Here is the alternative option Edwards puts forward: being completely unemployed.

When someone is unemployed, their labor is left unused and renders them completely unproductive to society. Additionally, they tend to spend less, as they must hedge against a long job search — further causing issues in the economy. Indeed the unemployed are even counterproductive, because they consume welfare benefits paid for by productive workers.

When working in a part-time job while seeking a full-time one, workers put their labor to a fruitful use (not just digging holes and refilling them, as Keynes suggested), and spend more elsewhere in the economy. It’s clear that this is the superior situation, not living “on the dole.”

Working is no longer a guaranteed way of getting ahead. Instead, it may keep you poor. You cannot get rich working for Uber. You cannot get rich working for Deliveroo.

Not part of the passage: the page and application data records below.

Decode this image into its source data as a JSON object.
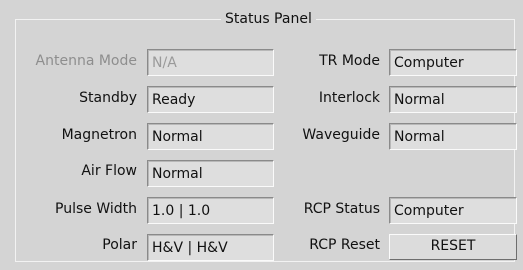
{
  "panel": {
    "title": "Status Panel"
  },
  "left": [
    {
      "label": "Antenna Mode",
      "value": "N/A"
    },
    {
      "label": "Standby",
      "value": "Ready"
    },
    {
      "label": "Magnetron",
      "value": "Normal"
    },
    {
      "label": "Air Flow",
      "value": "Normal"
    },
    {
      "label": "Pulse Width",
      "value": "1.0 | 1.0"
    },
    {
      "label": "Polar",
      "value": "H&V | H&V"
    }
  ],
  "right": [
    {
      "label": "TR Mode",
      "value": "Computer"
    },
    {
      "label": "Interlock",
      "value": "Normal"
    },
    {
      "label": "Waveguide",
      "value": "Normal"
    },
    {
      "label": "RCP Status",
      "value": "Computer"
    },
    {
      "label": "RCP Reset",
      "button": "RESET"
    }
  ]
}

This, unfortunately, is where the economic misunderstandings turn into mistaken entitlement. Working was never a “guaranteed way of getting ahead,” and anyone who thought that fundamentally misunderstood labor. The labor market is where people freely exchange money for services; it’s not some idealistic machine where the hard-working are rewarded for their efforts, and not their results.

You can get ahead by increasing the value of your labor. Go back to school, learn a skill, build your experience, grow your network. Skilled workers still make immensely more money than unskilled workers — this is a market incentive to grow your abilities instead of sitting at the bottom rung of your company’s ladder, waiting for a raise to be handed to your entitled self. This is how workers get ahead; not by going from grunt to CEO, but unskilled to skilled.

The obvious function of the so-called gig economy is to create inequality. “The unemployed” now barely exist. In their place are millions of people stuck in jobs that offer too few hours to get by or jobs that don’t come with a career ladder offering pay advancement.

There is no “function” of any economy. An economy is just a phrase to describe people trading of their own will. Besides, nobody created the “gig economy,” let alone with the intent of creating inequality; that’s laughable. Uber, Deliveroo, and Just Eat are there to make profits in a market niche, not ruin the poor.

A career ladder with pay advancement is best done with growing your skillset, not sitting and waiting for raises. Additionally, unemployment is clearly worse off than being partially employed.

What About the Minimum Wage?

Fortunately for the abused part-time workers, Edwards offers a solution that ought to at least partially fix the gig economy, stagnant wage growth, and inequality:

… The minimum wage suddenly becomes the most important political issue for workers. It’s the only way to get a raise in an economy that does not create full-time jobs or jobs with regular pay increases.

In light of his complete misunderstanding of the economy earlier, it’s hard to believe that the minimum wage is an easy “fix” to stagnant wages. He might not know who most often works at the minimum wage level: suburban teenagers. These aren’t the oft-discriminated workers he purports to describe. One report from The Heritage Foundation wrote:

… Most minimum-wage earners are young, part-time workers and that relatively few of them live below the poverty line. Their average family income is over $53,000 a year. A hike in the minimum wage primarily raises pay for suburban teenagers, not the working poor. If Congress and the President seriously want to help the working poor, they should look elsewhere.

Raising the minimum wage isn’t the only way to get a raise. This economy does create full-time jobs (6.7 million jobs, to use his own statistics). There is no political solution to this problem… this is a personal problem that workers must solve on their own. Everyone must take responsibility for their own earnings, instead of waiting on the government to come and save them from driving an Uber for the rest of their lives.

This entire critique of the gig economy, labor market, and part-time employment is nothing but an attempt to excorciate some aspect of the free market before lobbying for more legislation, solving some arbitrary problem. But the problem doesn’t even exist, and it’s clear Edwards doesn’t even fully understand the market he attempts to fix.